The rules of chess
Movement of the pieces (3)
The king moves one square in any direction, horizontally, vertically, or diagonally. There is one special type of move, made by a king and rook simultaneously, called castling: see below.
The king is the most important piece of the game, and moves must be made in such a way that the king is never in check: see below.
Under certain, special rules, a king and rook can move simultaneously in a castling move.
The following conditions must be met:
- The king that makes the castling move has not yet moved in the game.
- The rook that makes the castling move has not yet moved in the game.
- The king is not in check.
- The king does not move over a square that is attacked by an enemy piece during the castling move.
- The king does not move to a square that is attacked by an enemy piece during the castling move.
- All squares between the rook and king before the castling move are empty.
When castling, the king moves two squares towards the rook, and the rook moves over the king to the next square, i.e., white's king on e1 and rook on a1 move to: king c1, rook d1 (long castling), white's king on e1 and rook on h1 move to: king g1, rook f1 (short castling), and similar for black.

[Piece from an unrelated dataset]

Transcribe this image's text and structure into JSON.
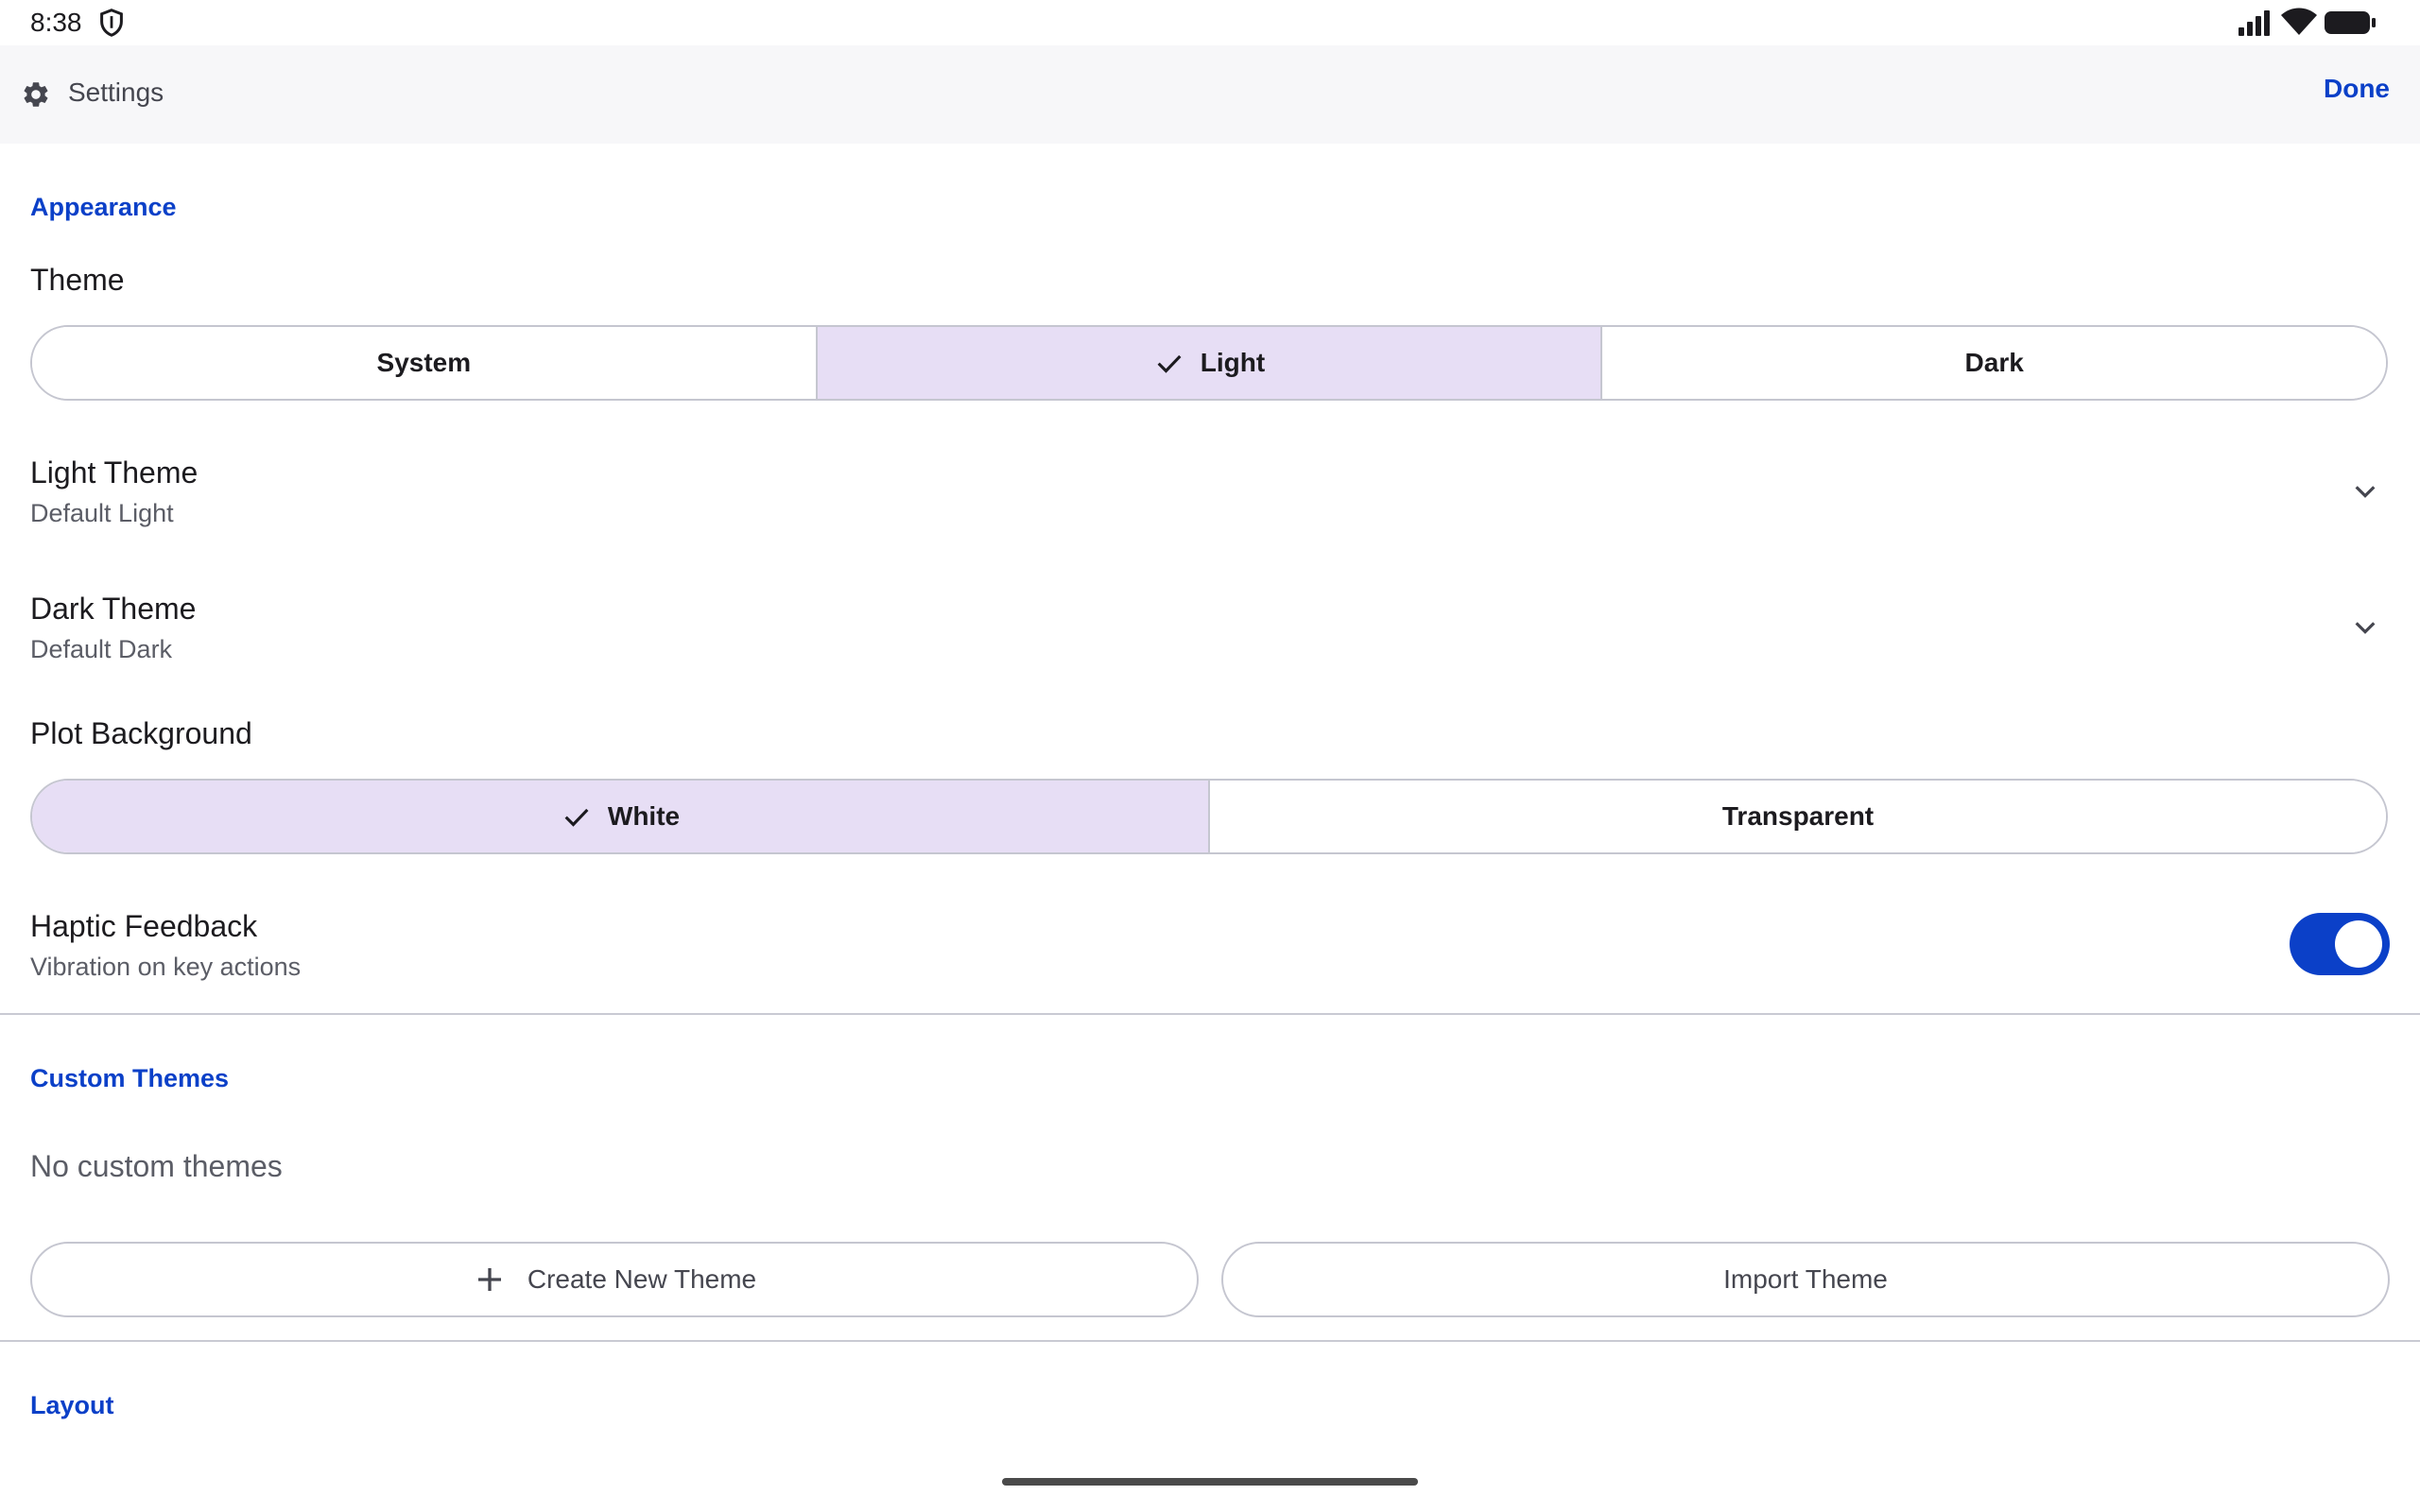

position before and after castling: white short, and black long
Neither white nor black may castle: white is in check, and the black king may not move over d8

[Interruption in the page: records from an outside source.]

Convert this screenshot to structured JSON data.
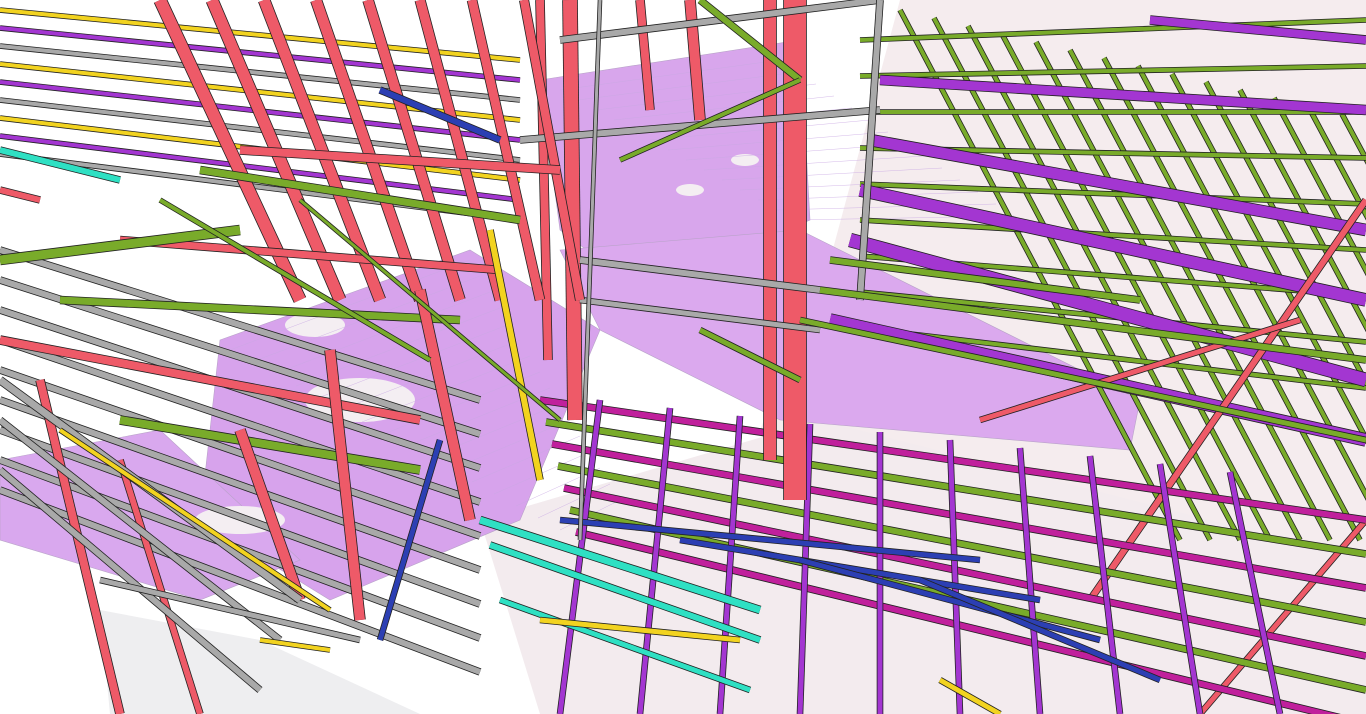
{
  "scene": {
    "subject": "structural-steel-3d-model",
    "colors": {
      "background": "#ffffff",
      "floor_slab": "#d8a6ec",
      "ground_slab": "#f5ecee",
      "column_red": "#ee5a68",
      "beam_gray": "#a9a9a9",
      "beam_green": "#79ab2a",
      "beam_purple": "#a336d1",
      "beam_magenta": "#c0209c",
      "beam_yellow": "#f2d320",
      "beam_cyan": "#2fe0c3",
      "beam_blue": "#2c3fb3",
      "edge_dark": "#222222"
    }
  }
}
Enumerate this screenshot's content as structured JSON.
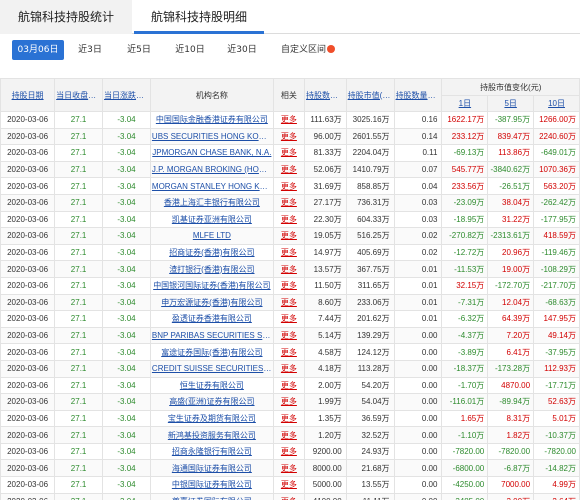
{
  "tabs": [
    "航锦科技持股统计",
    "航锦科技持股明细"
  ],
  "subtabs": [
    "03月06日",
    "近3日",
    "近5日",
    "近10日",
    "近30日",
    "自定义区间"
  ],
  "columns": {
    "date": "持股日期",
    "close": "当日收盘价(元)",
    "change": "当日涨跌幅(%)",
    "institution": "机构名称",
    "related": "相关",
    "shares": "持股数量(股)",
    "value": "持股市值(元)",
    "ratio": "持股数量占A股百分比(%)",
    "value_change": "持股市值变化(元)",
    "d1": "1日",
    "d5": "5日",
    "d10": "10日"
  },
  "rows": [
    {
      "date": "2020-03-06",
      "close": "27.1",
      "chg": "-3.04",
      "name": "中国国际金融香港证券有限公司",
      "more": "更多",
      "shares": "111.63万",
      "value": "3025.16万",
      "ratio": "0.16",
      "d1": "1622.17万",
      "d5": "-387.95万",
      "d10": "1266.00万"
    },
    {
      "date": "2020-03-06",
      "close": "27.1",
      "chg": "-3.04",
      "name": "UBS SECURITIES HONG KONG LIMITED",
      "more": "更多",
      "shares": "96.00万",
      "value": "2601.55万",
      "ratio": "0.14",
      "d1": "233.12万",
      "d5": "839.47万",
      "d10": "2240.60万"
    },
    {
      "date": "2020-03-06",
      "close": "27.1",
      "chg": "-3.04",
      "name": "JPMORGAN CHASE BANK, N.A.",
      "more": "更多",
      "shares": "81.33万",
      "value": "2204.04万",
      "ratio": "0.11",
      "d1": "-69.13万",
      "d5": "113.86万",
      "d10": "-649.01万"
    },
    {
      "date": "2020-03-06",
      "close": "27.1",
      "chg": "-3.04",
      "name": "J.P. MORGAN BROKING (HONG KONG)",
      "more": "更多",
      "shares": "52.06万",
      "value": "1410.79万",
      "ratio": "0.07",
      "d1": "545.77万",
      "d5": "-3840.62万",
      "d10": "1070.36万"
    },
    {
      "date": "2020-03-06",
      "close": "27.1",
      "chg": "-3.04",
      "name": "MORGAN STANLEY HONG KONG SECURITIES",
      "more": "更多",
      "shares": "31.69万",
      "value": "858.85万",
      "ratio": "0.04",
      "d1": "233.56万",
      "d5": "-26.51万",
      "d10": "563.20万"
    },
    {
      "date": "2020-03-06",
      "close": "27.1",
      "chg": "-3.04",
      "name": "香港上海汇丰银行有限公司",
      "more": "更多",
      "shares": "27.17万",
      "value": "736.31万",
      "ratio": "0.03",
      "d1": "-23.09万",
      "d5": "38.04万",
      "d10": "-262.42万"
    },
    {
      "date": "2020-03-06",
      "close": "27.1",
      "chg": "-3.04",
      "name": "凯基证券亚洲有限公司",
      "more": "更多",
      "shares": "22.30万",
      "value": "604.33万",
      "ratio": "0.03",
      "d1": "-18.95万",
      "d5": "31.22万",
      "d10": "-177.95万"
    },
    {
      "date": "2020-03-06",
      "close": "27.1",
      "chg": "-3.04",
      "name": "MLFE LTD",
      "more": "更多",
      "shares": "19.05万",
      "value": "516.25万",
      "ratio": "0.02",
      "d1": "-270.82万",
      "d5": "-2313.61万",
      "d10": "418.59万"
    },
    {
      "date": "2020-03-06",
      "close": "27.1",
      "chg": "-3.04",
      "name": "招商证券(香港)有限公司",
      "more": "更多",
      "shares": "14.97万",
      "value": "405.69万",
      "ratio": "0.02",
      "d1": "-12.72万",
      "d5": "20.96万",
      "d10": "-119.46万"
    },
    {
      "date": "2020-03-06",
      "close": "27.1",
      "chg": "-3.04",
      "name": "渣打银行(香港)有限公司",
      "more": "更多",
      "shares": "13.57万",
      "value": "367.75万",
      "ratio": "0.01",
      "d1": "-11.53万",
      "d5": "19.00万",
      "d10": "-108.29万"
    },
    {
      "date": "2020-03-06",
      "close": "27.1",
      "chg": "-3.04",
      "name": "中国银河国际证券(香港)有限公司",
      "more": "更多",
      "shares": "11.50万",
      "value": "311.65万",
      "ratio": "0.01",
      "d1": "32.15万",
      "d5": "-172.70万",
      "d10": "-217.70万"
    },
    {
      "date": "2020-03-06",
      "close": "27.1",
      "chg": "-3.04",
      "name": "申万宏源证券(香港)有限公司",
      "more": "更多",
      "shares": "8.60万",
      "value": "233.06万",
      "ratio": "0.01",
      "d1": "-7.31万",
      "d5": "12.04万",
      "d10": "-68.63万"
    },
    {
      "date": "2020-03-06",
      "close": "27.1",
      "chg": "-3.04",
      "name": "盈透证券香港有限公司",
      "more": "更多",
      "shares": "7.44万",
      "value": "201.62万",
      "ratio": "0.01",
      "d1": "-6.32万",
      "d5": "64.39万",
      "d10": "147.95万"
    },
    {
      "date": "2020-03-06",
      "close": "27.1",
      "chg": "-3.04",
      "name": "BNP PARIBAS SECURITIES SERVICES",
      "more": "更多",
      "shares": "5.14万",
      "value": "139.29万",
      "ratio": "0.00",
      "d1": "-4.37万",
      "d5": "7.20万",
      "d10": "49.14万"
    },
    {
      "date": "2020-03-06",
      "close": "27.1",
      "chg": "-3.04",
      "name": "富途证券国际(香港)有限公司",
      "more": "更多",
      "shares": "4.58万",
      "value": "124.12万",
      "ratio": "0.00",
      "d1": "-3.89万",
      "d5": "6.41万",
      "d10": "-37.95万"
    },
    {
      "date": "2020-03-06",
      "close": "27.1",
      "chg": "-3.04",
      "name": "CREDIT SUISSE SECURITIES (HONG KONG)",
      "more": "更多",
      "shares": "4.18万",
      "value": "113.28万",
      "ratio": "0.00",
      "d1": "-18.37万",
      "d5": "-173.28万",
      "d10": "112.93万"
    },
    {
      "date": "2020-03-06",
      "close": "27.1",
      "chg": "-3.04",
      "name": "恒生证券有限公司",
      "more": "更多",
      "shares": "2.00万",
      "value": "54.20万",
      "ratio": "0.00",
      "d1": "-1.70万",
      "d5": "4870.00",
      "d10": "-17.71万"
    },
    {
      "date": "2020-03-06",
      "close": "27.1",
      "chg": "-3.04",
      "name": "高盛(亚洲)证券有限公司",
      "more": "更多",
      "shares": "1.99万",
      "value": "54.04万",
      "ratio": "0.00",
      "d1": "-116.01万",
      "d5": "-89.94万",
      "d10": "52.63万"
    },
    {
      "date": "2020-03-06",
      "close": "27.1",
      "chg": "-3.04",
      "name": "宝生证券及期货有限公司",
      "more": "更多",
      "shares": "1.35万",
      "value": "36.59万",
      "ratio": "0.00",
      "d1": "1.65万",
      "d5": "8.31万",
      "d10": "5.01万"
    },
    {
      "date": "2020-03-06",
      "close": "27.1",
      "chg": "-3.04",
      "name": "新鸿基投资服务有限公司",
      "more": "更多",
      "shares": "1.20万",
      "value": "32.52万",
      "ratio": "0.00",
      "d1": "-1.10万",
      "d5": "1.82万",
      "d10": "-10.37万"
    },
    {
      "date": "2020-03-06",
      "close": "27.1",
      "chg": "-3.04",
      "name": "招商永隆银行有限公司",
      "more": "更多",
      "shares": "9200.00",
      "value": "24.93万",
      "ratio": "0.00",
      "d1": "-7820.00",
      "d5": "-7820.00",
      "d10": "-7820.00"
    },
    {
      "date": "2020-03-06",
      "close": "27.1",
      "chg": "-3.04",
      "name": "海通国际证券有限公司",
      "more": "更多",
      "shares": "8000.00",
      "value": "21.68万",
      "ratio": "0.00",
      "d1": "-6800.00",
      "d5": "-6.87万",
      "d10": "-14.82万"
    },
    {
      "date": "2020-03-06",
      "close": "27.1",
      "chg": "-3.04",
      "name": "中银国际证券有限公司",
      "more": "更多",
      "shares": "5000.00",
      "value": "13.55万",
      "ratio": "0.00",
      "d1": "-4250.00",
      "d5": "7000.00",
      "d10": "4.99万"
    },
    {
      "date": "2020-03-06",
      "close": "27.1",
      "chg": "-3.04",
      "name": "尊嘉证券国际有限公司",
      "more": "更多",
      "shares": "4100.00",
      "value": "11.11万",
      "ratio": "0.00",
      "d1": "-3485.00",
      "d5": "3.00万",
      "d10": "2.64万"
    }
  ],
  "colors": {
    "accent": "#2a72d4",
    "up": "#d20000",
    "down": "#2e8b2e",
    "link": "#1d4fa8"
  }
}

Next: Check, mate, and stalemate
Written by Hans Bodlaender.
WWW page created: September 23, 1997.